The input:
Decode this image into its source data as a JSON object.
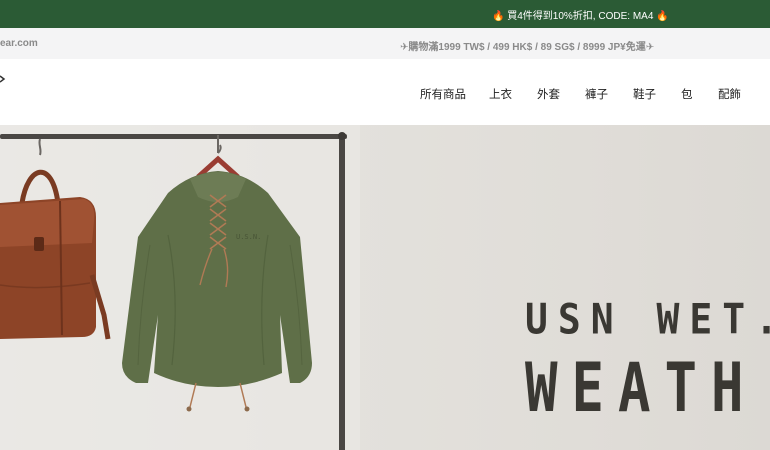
{
  "promo": {
    "icon_left": "flame-icon",
    "text": "買4件得到10%折扣, CODE: MA4",
    "icon_right": "flame-icon"
  },
  "info": {
    "site_url": "ear.com",
    "shipping": "✈購物滿1999 TW$ / 499 HK$ / 89 SG$ / 8999 JP¥免運✈"
  },
  "nav": {
    "items": [
      "所有商品",
      "上衣",
      "外套",
      "褲子",
      "鞋子",
      "包",
      "配飾"
    ]
  },
  "hero": {
    "line1": "USN WET.",
    "line2": "WEATH"
  },
  "colors": {
    "promo_bg": "#2b5b35",
    "info_bg": "#f4f4f5",
    "hero_text": "#3a3833"
  }
}
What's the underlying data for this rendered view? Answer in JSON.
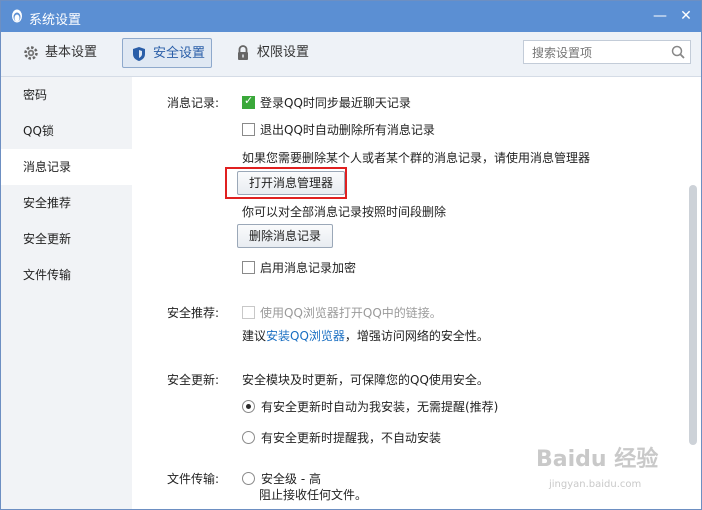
{
  "window": {
    "title": "系统设置",
    "minimize": "—",
    "close": "✕"
  },
  "tabs": [
    {
      "label": "基本设置",
      "icon": "gear-icon"
    },
    {
      "label": "安全设置",
      "icon": "shield-icon"
    },
    {
      "label": "权限设置",
      "icon": "lock-icon"
    }
  ],
  "search": {
    "placeholder": "搜索设置项"
  },
  "sidebar": {
    "items": [
      "密码",
      "QQ锁",
      "消息记录",
      "安全推荐",
      "安全更新",
      "文件传输"
    ]
  },
  "message_record": {
    "label": "消息记录:",
    "sync_login": "登录QQ时同步最近聊天记录",
    "delete_on_exit": "退出QQ时自动删除所有消息记录",
    "hint": "如果您需要删除某个人或者某个群的消息记录，请使用消息管理器",
    "open_manager_button": "打开消息管理器",
    "delete_hint": "你可以对全部消息记录按照时间段删除",
    "delete_button": "删除消息记录",
    "encrypt": "启用消息记录加密"
  },
  "security_recommend": {
    "label": "安全推荐:",
    "option": "使用QQ浏览器打开QQ中的链接。",
    "tip_prefix": "建议",
    "tip_link": "安装QQ浏览器",
    "tip_suffix": "，增强访问网络的安全性。"
  },
  "security_update": {
    "label": "安全更新:",
    "desc": "安全模块及时更新，可保障您的QQ使用安全。",
    "auto_install": "有安全更新时自动为我安装，无需提醒(推荐)",
    "remind": "有安全更新时提醒我，不自动安装"
  },
  "file_transfer": {
    "label": "文件传输:",
    "level_high": "安全级 - 高",
    "level_high_desc": "阻止接收任何文件。"
  },
  "watermark": {
    "text": "Baidu 经验",
    "url": "jingyan.baidu.com"
  },
  "colors": {
    "titlebar": "#5b8fd3",
    "highlight": "#e02020",
    "link": "#1a6fc2",
    "check": "#3aa83a"
  }
}
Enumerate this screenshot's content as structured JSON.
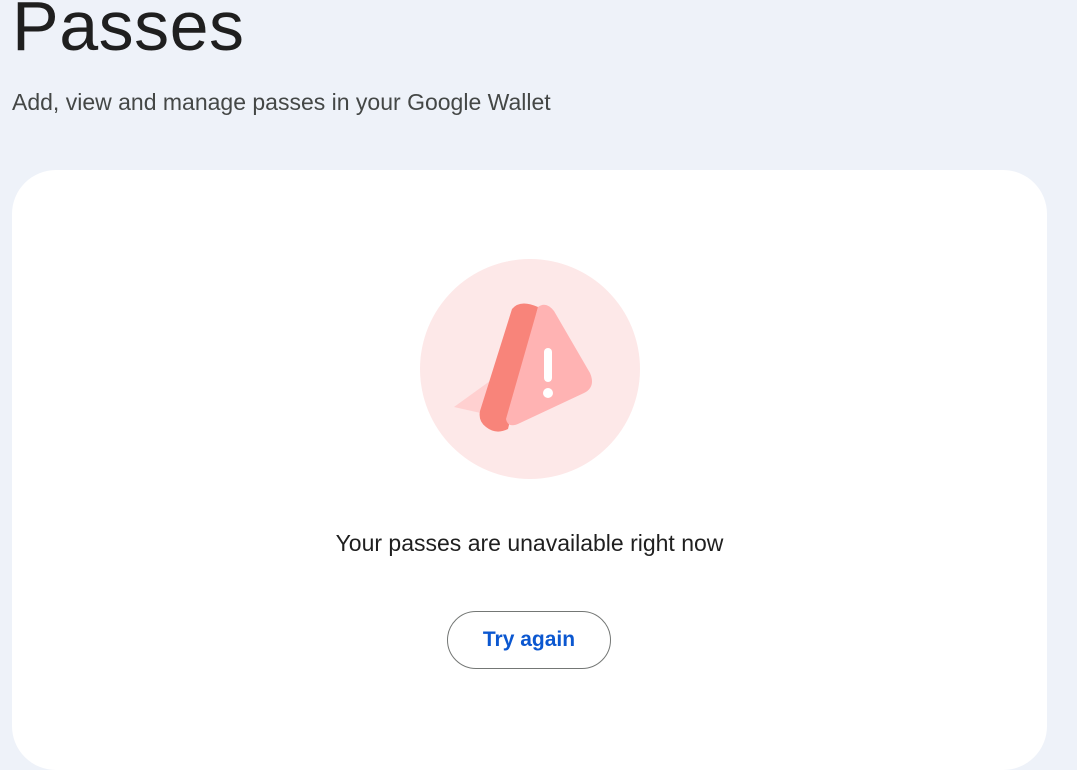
{
  "header": {
    "title": "Passes",
    "subtitle": "Add, view and manage passes in your Google Wallet"
  },
  "error_card": {
    "icon": "warning-triangle-icon",
    "message": "Your passes are unavailable right now",
    "retry_label": "Try again"
  },
  "colors": {
    "background": "#eef2f9",
    "card": "#ffffff",
    "icon_circle": "#fde8e8",
    "icon_triangle_front": "#ffb3b3",
    "icon_triangle_side": "#f8847a",
    "accent_link": "#0b57d0"
  }
}
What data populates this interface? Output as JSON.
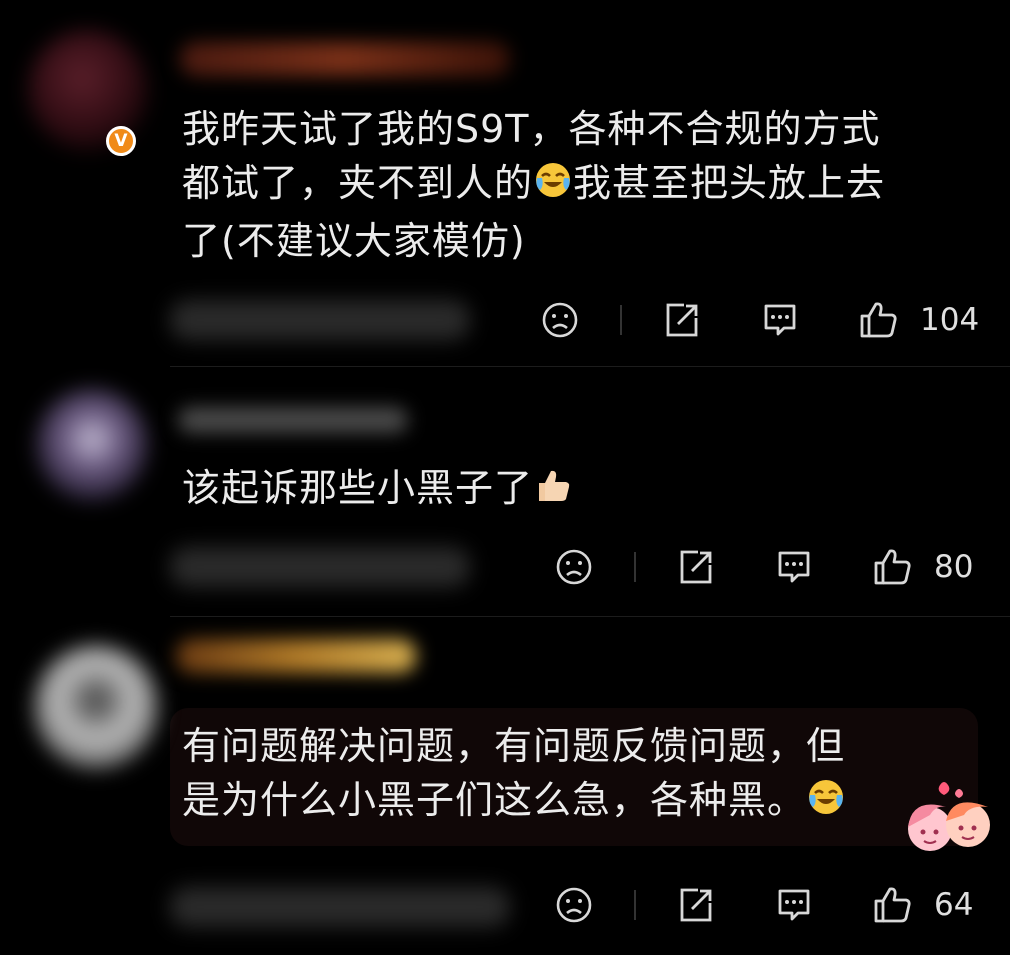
{
  "comments": [
    {
      "text_lines": [
        "我昨天试了我的S9T，各种不合规的方式",
        "都试了，夹不到人的",
        "我甚至把头放上去",
        "了(不建议大家模仿)"
      ],
      "emoji": "laugh-cry-emoji",
      "likes": "104",
      "verified": "V"
    },
    {
      "text_lines": [
        "该起诉那些小黑子了"
      ],
      "emoji": "thumbs-up-emoji",
      "likes": "80"
    },
    {
      "text_lines": [
        "有问题解决问题，有问题反馈问题，但",
        "是为什么小黑子们这么急，各种黑。"
      ],
      "emoji": "laugh-cry-emoji",
      "likes": "64",
      "decoration": "couple-hearts-sticker"
    }
  ],
  "icons": {
    "dislike": "sad-face-icon",
    "share": "share-icon",
    "reply": "comment-bubble-icon",
    "like": "thumbs-up-icon"
  },
  "colors": {
    "background": "#000000",
    "text": "#ececec",
    "icon": "#d8d8d8",
    "verified_badge": "#f08a18"
  }
}
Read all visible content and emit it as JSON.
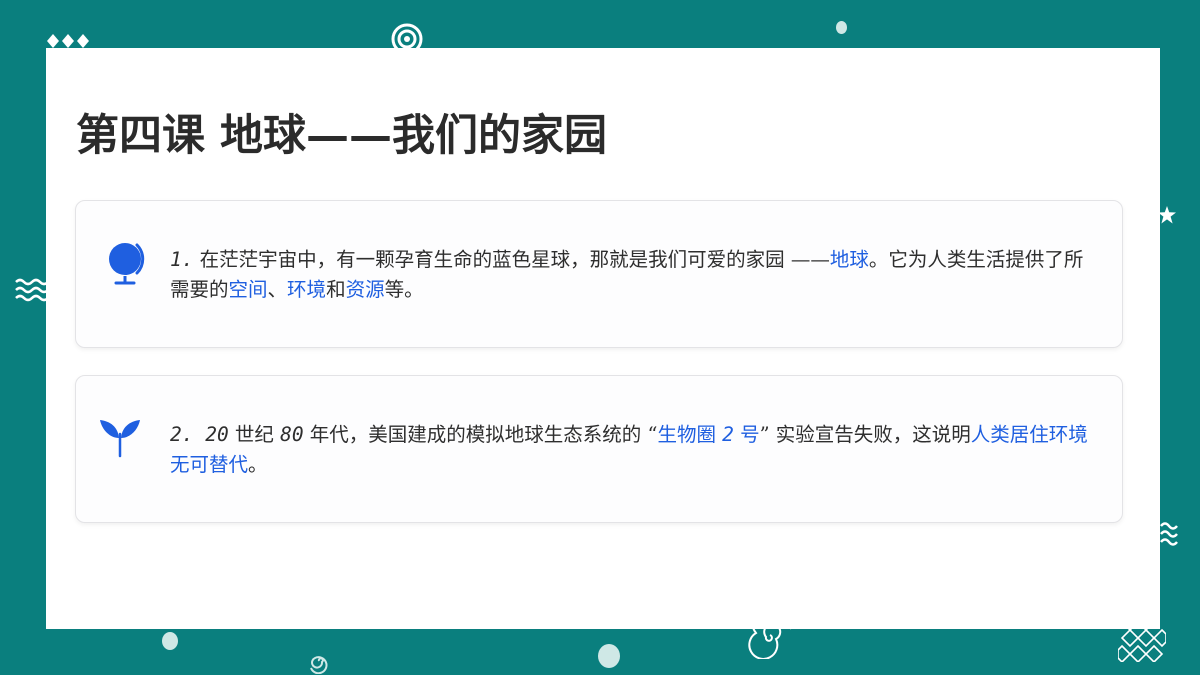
{
  "slide": {
    "title": "第四课  地球——我们的家园",
    "cards": [
      {
        "icon": "globe-icon",
        "number": "1.",
        "segments": [
          {
            "text": " 在茫茫宇宙中，有一颗孕育生命的蓝色星球，那就是我们可爱的家园 ——",
            "highlight": false
          },
          {
            "text": "地球",
            "highlight": true
          },
          {
            "text": "。它为人类生活提供了所需要的",
            "highlight": false
          },
          {
            "text": "空间",
            "highlight": true
          },
          {
            "text": "、",
            "highlight": false
          },
          {
            "text": "环境",
            "highlight": true
          },
          {
            "text": "和",
            "highlight": false
          },
          {
            "text": "资源",
            "highlight": true
          },
          {
            "text": "等。",
            "highlight": false
          }
        ]
      },
      {
        "icon": "sprout-icon",
        "number": "2. 20",
        "segments": [
          {
            "text": " 世纪 ",
            "highlight": false
          },
          {
            "text": "80",
            "highlight": false,
            "numeric": true
          },
          {
            "text": " 年代，美国建成的模拟地球生态系统的 “",
            "highlight": false
          },
          {
            "text": "生物圈 ",
            "highlight": true
          },
          {
            "text": "2",
            "highlight": true,
            "numeric": true
          },
          {
            "text": " 号",
            "highlight": true
          },
          {
            "text": "” 实验宣告失败，这说明",
            "highlight": false
          },
          {
            "text": "人类居住环境无可替代",
            "highlight": true
          },
          {
            "text": "。",
            "highlight": false
          }
        ]
      }
    ]
  },
  "colors": {
    "background": "#0a7f7e",
    "highlight": "#1f5fe0",
    "icon": "#1f5fe0",
    "text": "#2e2e2e"
  }
}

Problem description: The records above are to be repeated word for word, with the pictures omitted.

Result for this task:
Decode this image into its source data as a JSON object.
{
  "promo": {
    "icon_left": "flame-icon",
    "text": "買4件得到10%折扣, CODE: MA4",
    "icon_right": "flame-icon"
  },
  "info": {
    "site_url": "ear.com",
    "shipping": "✈購物滿1999 TW$ / 499 HK$ / 89 SG$ / 8999 JP¥免運✈"
  },
  "nav": {
    "items": [
      "所有商品",
      "上衣",
      "外套",
      "褲子",
      "鞋子",
      "包",
      "配飾"
    ]
  },
  "hero": {
    "line1": "USN WET.",
    "line2": "WEATH"
  },
  "colors": {
    "promo_bg": "#2b5b35",
    "info_bg": "#f4f4f5",
    "hero_text": "#3a3833"
  }
}
What's the underlying data for this rendered view? Answer in JSON.
{
  "window": {
    "title": "系统设置",
    "minimize": "—",
    "close": "✕"
  },
  "tabs": [
    {
      "label": "基本设置",
      "icon": "gear-icon"
    },
    {
      "label": "安全设置",
      "icon": "shield-icon"
    },
    {
      "label": "权限设置",
      "icon": "lock-icon"
    }
  ],
  "search": {
    "placeholder": "搜索设置项"
  },
  "sidebar": {
    "items": [
      "密码",
      "QQ锁",
      "消息记录",
      "安全推荐",
      "安全更新",
      "文件传输"
    ]
  },
  "message_record": {
    "label": "消息记录:",
    "sync_login": "登录QQ时同步最近聊天记录",
    "delete_on_exit": "退出QQ时自动删除所有消息记录",
    "hint": "如果您需要删除某个人或者某个群的消息记录，请使用消息管理器",
    "open_manager_button": "打开消息管理器",
    "delete_hint": "你可以对全部消息记录按照时间段删除",
    "delete_button": "删除消息记录",
    "encrypt": "启用消息记录加密"
  },
  "security_recommend": {
    "label": "安全推荐:",
    "option": "使用QQ浏览器打开QQ中的链接。",
    "tip_prefix": "建议",
    "tip_link": "安装QQ浏览器",
    "tip_suffix": "，增强访问网络的安全性。"
  },
  "security_update": {
    "label": "安全更新:",
    "desc": "安全模块及时更新，可保障您的QQ使用安全。",
    "auto_install": "有安全更新时自动为我安装，无需提醒(推荐)",
    "remind": "有安全更新时提醒我，不自动安装"
  },
  "file_transfer": {
    "label": "文件传输:",
    "level_high": "安全级 - 高",
    "level_high_desc": "阻止接收任何文件。"
  },
  "watermark": {
    "text": "Baidu 经验",
    "url": "jingyan.baidu.com"
  },
  "colors": {
    "titlebar": "#5b8fd3",
    "highlight": "#e02020",
    "link": "#1a6fc2",
    "check": "#3aa83a"
  }
}
Enumerate this screenshot's content as structured JSON.
{
  "header": {
    "title": "Passes",
    "subtitle": "Add, view and manage passes in your Google Wallet"
  },
  "error_card": {
    "icon": "warning-triangle-icon",
    "message": "Your passes are unavailable right now",
    "retry_label": "Try again"
  },
  "colors": {
    "background": "#eef2f9",
    "card": "#ffffff",
    "icon_circle": "#fde8e8",
    "icon_triangle_front": "#ffb3b3",
    "icon_triangle_side": "#f8847a",
    "accent_link": "#0b57d0"
  }
}
What data populates this interface? Output as JSON.
{
  "comments": [
    {
      "text_lines": [
        "我昨天试了我的S9T，各种不合规的方式",
        "都试了，夹不到人的",
        "我甚至把头放上去",
        "了(不建议大家模仿)"
      ],
      "emoji": "laugh-cry-emoji",
      "likes": "104",
      "verified": "V"
    },
    {
      "text_lines": [
        "该起诉那些小黑子了"
      ],
      "emoji": "thumbs-up-emoji",
      "likes": "80"
    },
    {
      "text_lines": [
        "有问题解决问题，有问题反馈问题，但",
        "是为什么小黑子们这么急，各种黑。"
      ],
      "emoji": "laugh-cry-emoji",
      "likes": "64",
      "decoration": "couple-hearts-sticker"
    }
  ],
  "icons": {
    "dislike": "sad-face-icon",
    "share": "share-icon",
    "reply": "comment-bubble-icon",
    "like": "thumbs-up-icon"
  },
  "colors": {
    "background": "#000000",
    "text": "#ececec",
    "icon": "#d8d8d8",
    "verified_badge": "#f08a18"
  }
}
Read all visible content and emit it as JSON.
{
  "slide": {
    "title": "第四课  地球——我们的家园",
    "cards": [
      {
        "icon": "globe-icon",
        "number": "1.",
        "segments": [
          {
            "text": " 在茫茫宇宙中，有一颗孕育生命的蓝色星球，那就是我们可爱的家园 ——",
            "highlight": false
          },
          {
            "text": "地球",
            "highlight": true
          },
          {
            "text": "。它为人类生活提供了所需要的",
            "highlight": false
          },
          {
            "text": "空间",
            "highlight": true
          },
          {
            "text": "、",
            "highlight": false
          },
          {
            "text": "环境",
            "highlight": true
          },
          {
            "text": "和",
            "highlight": false
          },
          {
            "text": "资源",
            "highlight": true
          },
          {
            "text": "等。",
            "highlight": false
          }
        ]
      },
      {
        "icon": "sprout-icon",
        "number": "2. 20",
        "segments": [
          {
            "text": " 世纪 ",
            "highlight": false
          },
          {
            "text": "80",
            "highlight": false,
            "numeric": true
          },
          {
            "text": " 年代，美国建成的模拟地球生态系统的 “",
            "highlight": false
          },
          {
            "text": "生物圈 ",
            "highlight": true
          },
          {
            "text": "2",
            "highlight": true,
            "numeric": true
          },
          {
            "text": " 号",
            "highlight": true
          },
          {
            "text": "” 实验宣告失败，这说明",
            "highlight": false
          },
          {
            "text": "人类居住环境无可替代",
            "highlight": true
          },
          {
            "text": "。",
            "highlight": false
          }
        ]
      }
    ]
  },
  "colors": {
    "background": "#0a7f7e",
    "highlight": "#1f5fe0",
    "icon": "#1f5fe0",
    "text": "#2e2e2e"
  }
}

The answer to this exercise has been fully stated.